Dick Rodstein is is an international award-winning voice-over narrator who is based in New York City but serves business clients all over the world. His website, includes audio samples of his work and the Notorious List of 114 Character Voices.
Geetesh: Tell us more about yourself and your voice-overs.
Dick: Corporate communications have always been at the core of my voice-over work. I love narrating TV documentaries and some other assignments have been a lot of fun, like playing Orson Welles in the 60th Anniversary “War of the Worlds” broadcast. But business always needs to speak to consumers and to other businesses, and that’s what I’ve been doing for my whole professional life.
The delivery process has changed over the years, as technology has given us new ways of communicating with each other, but the content has not changed nearly as much. I’ve narrated literally over 10,000 pieces of business communication, one way or another, so I’m familiar with the kinds of messages the workplace likes to get out.
What is especially new these days is the global reach that the Internet makes possible. Recently, I’ve been able to help businesses in Macau, Jakarta, Nairobi, Hyderabad, Tel Aviv, London, Dublin and Stockholm by narrating their presentations for U.S. and Canadian audiences. And all from emailed scripts recorded in my home studio.
Geetesh: Tell us more about situations in which using voice-overs in PowerPoint can be beneficial, and add value to a presentation.

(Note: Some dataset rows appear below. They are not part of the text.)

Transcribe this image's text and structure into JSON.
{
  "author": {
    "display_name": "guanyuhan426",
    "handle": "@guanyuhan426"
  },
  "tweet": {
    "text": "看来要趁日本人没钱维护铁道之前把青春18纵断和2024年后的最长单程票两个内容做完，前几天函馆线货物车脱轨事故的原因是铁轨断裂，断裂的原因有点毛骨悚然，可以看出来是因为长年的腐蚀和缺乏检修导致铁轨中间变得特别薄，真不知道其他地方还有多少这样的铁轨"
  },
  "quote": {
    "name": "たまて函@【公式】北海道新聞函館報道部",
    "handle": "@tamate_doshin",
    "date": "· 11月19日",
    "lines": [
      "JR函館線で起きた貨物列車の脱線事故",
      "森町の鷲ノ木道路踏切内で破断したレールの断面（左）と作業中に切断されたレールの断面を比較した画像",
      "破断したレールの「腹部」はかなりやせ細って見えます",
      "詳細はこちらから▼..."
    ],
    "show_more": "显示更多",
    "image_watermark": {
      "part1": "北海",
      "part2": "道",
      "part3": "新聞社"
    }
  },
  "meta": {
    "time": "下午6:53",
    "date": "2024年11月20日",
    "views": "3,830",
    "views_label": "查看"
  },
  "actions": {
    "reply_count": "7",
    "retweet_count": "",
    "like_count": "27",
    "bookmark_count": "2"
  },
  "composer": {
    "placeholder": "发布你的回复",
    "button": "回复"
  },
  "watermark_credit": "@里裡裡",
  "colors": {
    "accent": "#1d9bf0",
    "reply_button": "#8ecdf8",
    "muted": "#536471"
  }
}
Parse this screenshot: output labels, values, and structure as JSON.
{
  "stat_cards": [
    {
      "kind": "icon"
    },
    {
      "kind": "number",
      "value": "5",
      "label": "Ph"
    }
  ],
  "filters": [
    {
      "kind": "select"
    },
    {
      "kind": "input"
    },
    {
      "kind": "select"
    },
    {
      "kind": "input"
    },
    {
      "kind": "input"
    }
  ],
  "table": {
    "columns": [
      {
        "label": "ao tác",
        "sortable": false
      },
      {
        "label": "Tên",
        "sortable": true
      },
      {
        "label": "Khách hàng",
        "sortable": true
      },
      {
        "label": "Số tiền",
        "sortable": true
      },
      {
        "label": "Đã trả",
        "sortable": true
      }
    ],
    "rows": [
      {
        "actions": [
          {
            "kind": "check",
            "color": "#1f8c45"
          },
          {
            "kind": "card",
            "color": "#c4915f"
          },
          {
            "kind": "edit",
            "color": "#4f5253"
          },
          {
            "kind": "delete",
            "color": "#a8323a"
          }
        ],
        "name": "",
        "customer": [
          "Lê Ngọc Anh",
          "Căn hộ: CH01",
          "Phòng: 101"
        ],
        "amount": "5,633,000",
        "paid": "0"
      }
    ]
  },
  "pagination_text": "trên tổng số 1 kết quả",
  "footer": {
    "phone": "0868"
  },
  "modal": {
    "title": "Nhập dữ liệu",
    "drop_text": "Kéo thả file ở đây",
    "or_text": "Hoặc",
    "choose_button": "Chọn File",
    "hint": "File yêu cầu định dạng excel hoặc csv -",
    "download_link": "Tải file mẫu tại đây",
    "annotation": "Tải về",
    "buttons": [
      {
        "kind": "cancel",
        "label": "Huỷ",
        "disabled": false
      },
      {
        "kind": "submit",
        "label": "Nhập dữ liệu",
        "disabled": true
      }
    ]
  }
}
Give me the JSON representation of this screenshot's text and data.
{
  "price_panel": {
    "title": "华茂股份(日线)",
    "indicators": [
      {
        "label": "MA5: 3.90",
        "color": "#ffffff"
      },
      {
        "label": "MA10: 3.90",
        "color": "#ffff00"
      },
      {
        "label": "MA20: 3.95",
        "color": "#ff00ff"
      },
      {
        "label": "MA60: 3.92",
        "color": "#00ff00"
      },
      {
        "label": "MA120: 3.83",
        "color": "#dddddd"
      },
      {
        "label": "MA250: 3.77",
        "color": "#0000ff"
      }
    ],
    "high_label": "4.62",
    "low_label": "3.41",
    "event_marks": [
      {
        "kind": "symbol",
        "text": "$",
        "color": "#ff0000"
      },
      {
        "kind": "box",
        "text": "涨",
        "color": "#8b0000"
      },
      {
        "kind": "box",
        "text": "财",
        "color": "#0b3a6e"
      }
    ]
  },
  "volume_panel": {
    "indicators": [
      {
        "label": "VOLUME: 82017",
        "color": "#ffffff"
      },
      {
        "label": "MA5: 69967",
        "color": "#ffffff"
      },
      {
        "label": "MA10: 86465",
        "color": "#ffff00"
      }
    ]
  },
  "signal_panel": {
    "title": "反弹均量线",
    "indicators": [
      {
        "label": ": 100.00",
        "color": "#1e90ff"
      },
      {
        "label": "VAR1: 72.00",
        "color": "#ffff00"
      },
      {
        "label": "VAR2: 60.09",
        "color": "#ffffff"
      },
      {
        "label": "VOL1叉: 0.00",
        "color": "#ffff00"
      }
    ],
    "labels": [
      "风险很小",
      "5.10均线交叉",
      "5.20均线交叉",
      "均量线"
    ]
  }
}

Dick: PowerPoint has democratized the communications process. Instead of going to a media guru with mysterious skills and uncomfortable budgets, now anyone can put together an effective sales presentation from their office cubicle or their kitchen table at home. And indeed, there are times when it is enough to show a succession of graphics while offering your own commentary live to your audience.
However, there are other times when you might not be the most persuasive voice to drive your own message. Trade show presentations, websites, instructional or motivational communications can all benefit from the use of a professional narrator. We’ve all suffered from watching beautiful visual presentations rendered ineffective by stumbling or self-conscious voice tracks. It’s the function of a narration to increase understanding, not to impede it.
Sometimes your message is too important not to maximize the effectiveness of every element in your presentation. One way to do that is to hire a professional narrator who knows how to sell without seeming to sell, balancing the emotional sizzle and the informational steak of your presentation with deftness and security.
PowerPoint gives you the ability to add sound to your slideshow. There are simple instructions in the help menu and more elaborate tips and tricks on websites. The more important your show, the more you should consider hiring a pro to narrate your script. We’re trained and experienced in getting your points across. If a lot is at stake, your investment in a professional narrator will pay you back many times over.